As I said, Astro sells the A40 without the MixAmp, but it’s hard to imagine why. This tiny box is borderline essential as far as I’m concerned. Even so, it’s less of a leg up than it used to be—Logitech (who of course owns Astro nowadays) and others have started building chat-mixing functionality into their $100 to $150 headsets as well, with built-in controls. The MixAmp feels less novel than it used to, and expensive to boot.
But if you’re buying an Astro A40, it’s a must. It makes a mediocre standalone headset into top-tier gear.
You can hear it in the sound, as well.
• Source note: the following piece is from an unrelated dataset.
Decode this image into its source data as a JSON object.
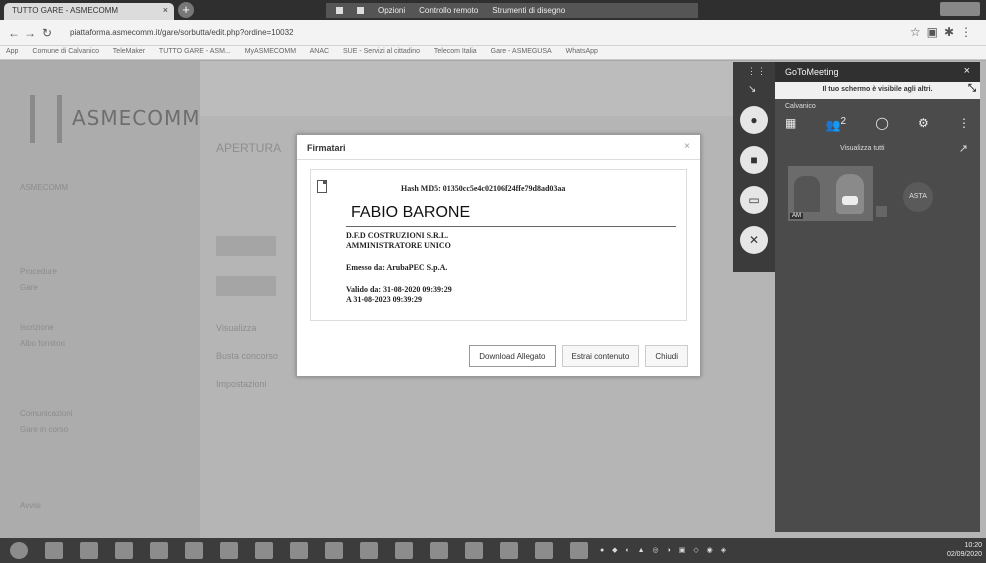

I tested the A40 with and without the MixAmp to get an idea of what the A40 actually sounds like, versus how it sounds with the MixAmp.
And standalone, the A40 sounds fine. It’s a very warm headset, with low and lower-mid frequencies prevalent in the mix. Cymbals and snare hits tend to get lost or buried though, and I’ve noticed that music feels flat and cramped. That’s especially surprising given the A40 uses an open-backed design, which lets in more ambient noise but also generally creates a broader soundstage. Here, you definitely lose isolation, but the A40 doesn’t sound nearly as wide as the HyperX Cloud Alpha, for instance.
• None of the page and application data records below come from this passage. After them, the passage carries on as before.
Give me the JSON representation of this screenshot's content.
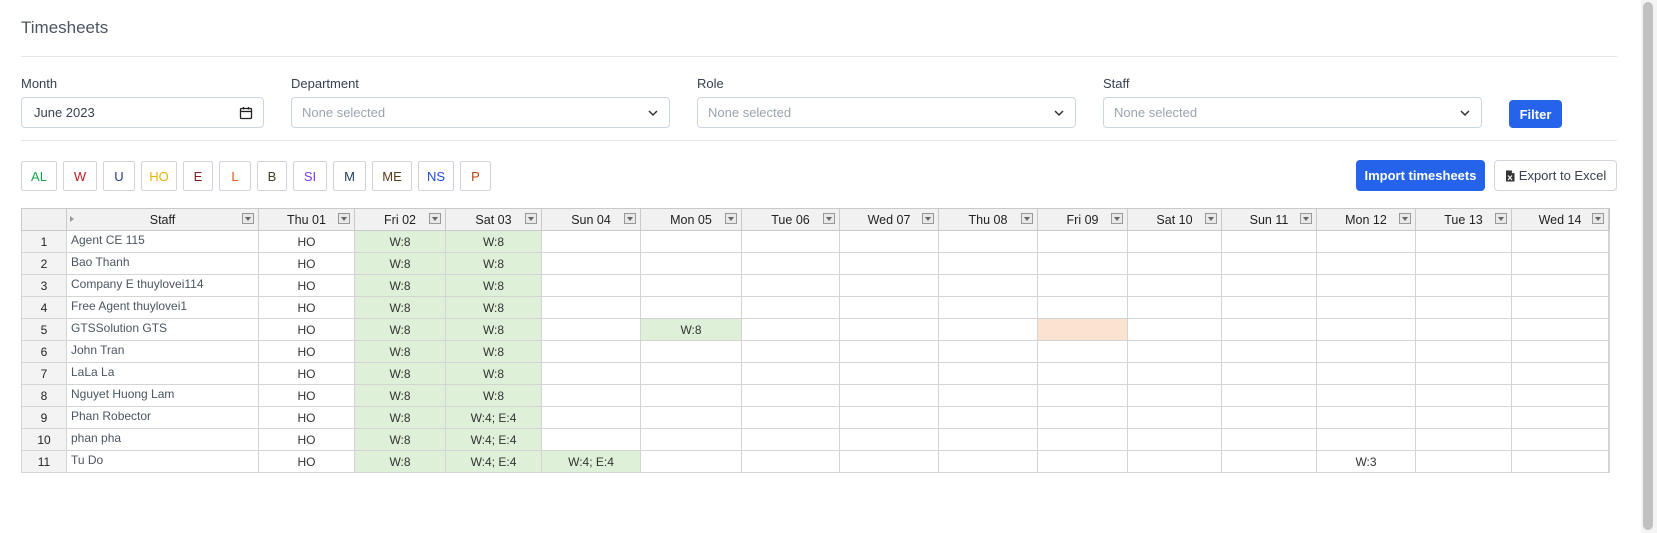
{
  "page": {
    "title": "Timesheets"
  },
  "filters": {
    "month": {
      "label": "Month",
      "value": "June  2023"
    },
    "department": {
      "label": "Department",
      "placeholder": "None selected"
    },
    "role": {
      "label": "Role",
      "placeholder": "None selected"
    },
    "staff": {
      "label": "Staff",
      "placeholder": "None selected"
    },
    "filter_button": "Filter"
  },
  "legend": [
    {
      "code": "AL",
      "color": "#16a34a"
    },
    {
      "code": "W",
      "color": "#b91c1c"
    },
    {
      "code": "U",
      "color": "#1e3a8a"
    },
    {
      "code": "HO",
      "color": "#eab308"
    },
    {
      "code": "E",
      "color": "#7f1d1d"
    },
    {
      "code": "L",
      "color": "#ea580c"
    },
    {
      "code": "B",
      "color": "#3f3f1f"
    },
    {
      "code": "SI",
      "color": "#7c3aed"
    },
    {
      "code": "M",
      "color": "#1e3a5f"
    },
    {
      "code": "ME",
      "color": "#5b3a1a"
    },
    {
      "code": "NS",
      "color": "#1d4ed8"
    },
    {
      "code": "P",
      "color": "#c2410c"
    }
  ],
  "actions": {
    "import": "Import timesheets",
    "export": "Export to Excel"
  },
  "table": {
    "columns": [
      "Staff",
      "Thu 01",
      "Fri 02",
      "Sat 03",
      "Sun 04",
      "Mon 05",
      "Tue 06",
      "Wed 07",
      "Thu 08",
      "Fri 09",
      "Sat 10",
      "Sun 11",
      "Mon 12",
      "Tue 13",
      "Wed 14"
    ],
    "rows": [
      {
        "num": "1",
        "staff": "Agent CE 115",
        "cells": [
          "HO",
          "W:8",
          "W:8",
          "",
          "",
          "",
          "",
          "",
          "",
          "",
          "",
          "",
          "",
          ""
        ]
      },
      {
        "num": "2",
        "staff": "Bao Thanh",
        "cells": [
          "HO",
          "W:8",
          "W:8",
          "",
          "",
          "",
          "",
          "",
          "",
          "",
          "",
          "",
          "",
          ""
        ]
      },
      {
        "num": "3",
        "staff": "Company E thuylovei114",
        "cells": [
          "HO",
          "W:8",
          "W:8",
          "",
          "",
          "",
          "",
          "",
          "",
          "",
          "",
          "",
          "",
          ""
        ]
      },
      {
        "num": "4",
        "staff": "Free Agent thuylovei1",
        "cells": [
          "HO",
          "W:8",
          "W:8",
          "",
          "",
          "",
          "",
          "",
          "",
          "",
          "",
          "",
          "",
          ""
        ]
      },
      {
        "num": "5",
        "staff": "GTSSolution GTS",
        "cells": [
          "HO",
          "W:8",
          "W:8",
          "",
          "W:8",
          "",
          "",
          "",
          "",
          "",
          "",
          "",
          "",
          ""
        ]
      },
      {
        "num": "6",
        "staff": "John Tran",
        "cells": [
          "HO",
          "W:8",
          "W:8",
          "",
          "",
          "",
          "",
          "",
          "",
          "",
          "",
          "",
          "",
          ""
        ]
      },
      {
        "num": "7",
        "staff": "LaLa La",
        "cells": [
          "HO",
          "W:8",
          "W:8",
          "",
          "",
          "",
          "",
          "",
          "",
          "",
          "",
          "",
          "",
          ""
        ]
      },
      {
        "num": "8",
        "staff": "Nguyet Huong Lam",
        "cells": [
          "HO",
          "W:8",
          "W:8",
          "",
          "",
          "",
          "",
          "",
          "",
          "",
          "",
          "",
          "",
          ""
        ]
      },
      {
        "num": "9",
        "staff": "Phan Robector",
        "cells": [
          "HO",
          "W:8",
          "W:4; E:4",
          "",
          "",
          "",
          "",
          "",
          "",
          "",
          "",
          "",
          "",
          ""
        ]
      },
      {
        "num": "10",
        "staff": "phan pha",
        "cells": [
          "HO",
          "W:8",
          "W:4; E:4",
          "",
          "",
          "",
          "",
          "",
          "",
          "",
          "",
          "",
          "",
          ""
        ]
      },
      {
        "num": "11",
        "staff": "Tu Do",
        "cells": [
          "HO",
          "W:8",
          "W:4; E:4",
          "W:4; E:4",
          "",
          "",
          "",
          "",
          "",
          "",
          "",
          "W:3",
          "",
          ""
        ]
      }
    ]
  }
}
The bar for $150 headsets is a lot higher than it used to be, and without the MixAmp I’m not convinced the A40 beats out cheaper site favorites, even wireless ones like Logitech’s $150 G935.
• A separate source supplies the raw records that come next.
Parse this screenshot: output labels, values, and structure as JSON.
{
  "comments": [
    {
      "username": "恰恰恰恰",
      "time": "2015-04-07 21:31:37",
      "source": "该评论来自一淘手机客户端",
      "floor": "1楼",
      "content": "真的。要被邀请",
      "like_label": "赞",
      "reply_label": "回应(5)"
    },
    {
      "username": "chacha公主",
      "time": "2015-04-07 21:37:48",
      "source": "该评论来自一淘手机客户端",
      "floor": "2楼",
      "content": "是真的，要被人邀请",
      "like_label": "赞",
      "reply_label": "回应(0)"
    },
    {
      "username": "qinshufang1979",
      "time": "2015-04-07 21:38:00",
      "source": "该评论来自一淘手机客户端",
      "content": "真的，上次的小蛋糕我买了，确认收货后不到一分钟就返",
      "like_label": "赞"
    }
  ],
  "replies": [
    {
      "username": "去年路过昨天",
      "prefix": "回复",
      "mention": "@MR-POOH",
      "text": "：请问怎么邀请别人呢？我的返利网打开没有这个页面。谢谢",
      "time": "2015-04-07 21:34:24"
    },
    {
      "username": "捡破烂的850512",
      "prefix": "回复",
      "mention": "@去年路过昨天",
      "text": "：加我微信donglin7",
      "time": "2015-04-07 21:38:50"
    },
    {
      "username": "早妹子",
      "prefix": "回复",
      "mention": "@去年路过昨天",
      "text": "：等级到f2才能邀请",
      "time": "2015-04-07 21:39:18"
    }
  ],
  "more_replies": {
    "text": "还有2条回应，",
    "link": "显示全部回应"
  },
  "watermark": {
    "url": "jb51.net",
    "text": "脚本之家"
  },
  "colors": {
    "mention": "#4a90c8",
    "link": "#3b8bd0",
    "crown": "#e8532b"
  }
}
With the MixAmp, the A40 sounds more impressive. Even with the Stereo mix, not Astro’s software 7.1, music feels significantly more vibrant. Astro’s EQ presets cover a good range as well, with the default a lively profile that gives both the bass and upper-mid registers a kick. Is it the most accurate listening experience? Would you mix an album on it? Absolutely not, but it does sound pretty damn good and hides some of the flaws in Astro’s tuning.
That said, I’ll raise the same caveat I raised with the A50s a few years back: The A40s cost a lot, and should sound good out of the box, before EQ. I firmly believe that, and I wish Astro could get the A40’s unenhanced sound as vibrant as its processed sound.
It’s worth noting that Astro’s got one of the better microphones on the market. That’s one area where Astro’s firmly ahead of most everyone else. The mic is flexible, easy to position, and voice reproduction is rich and crystal clear. Astro also scores points for providing more microphone options than usual. Not as many as Logitech’s new G Pro X, mind you, but it’s still better than the norm. As a mumbler, I’m particularly fond of the “Night” preset, which reduces the A40’s software noise gate and picks up even my quietest commands.
So, the million (or $250) question: Does the A40 with the MixAmp sound good enough to justify its price? That answer is complicated. The A40 with MixAmp sounds great, definitely one of the better-sounding gaming headset packages. But $250 is steep nowadays, and personally I think you’d need the convenience of running multiple inputs to the same headset through the MixAmp to justify investing in a wired headset this pricey. If that’s you... if you’re a streamer or some other content producer type... great.
Otherwise, it’s hard for me to imagine why you’d choose a $250 wired headset over a $300 A50, getting essentially the same build but in a more convenient wireless form. Wired, the aforementioned Logitech G Pro X is a solid alternative for half the price. Astro’s name still commands a premium, and the A40 certainly justifies its high price—but not as much as it did a decade ago, when there were fewer options.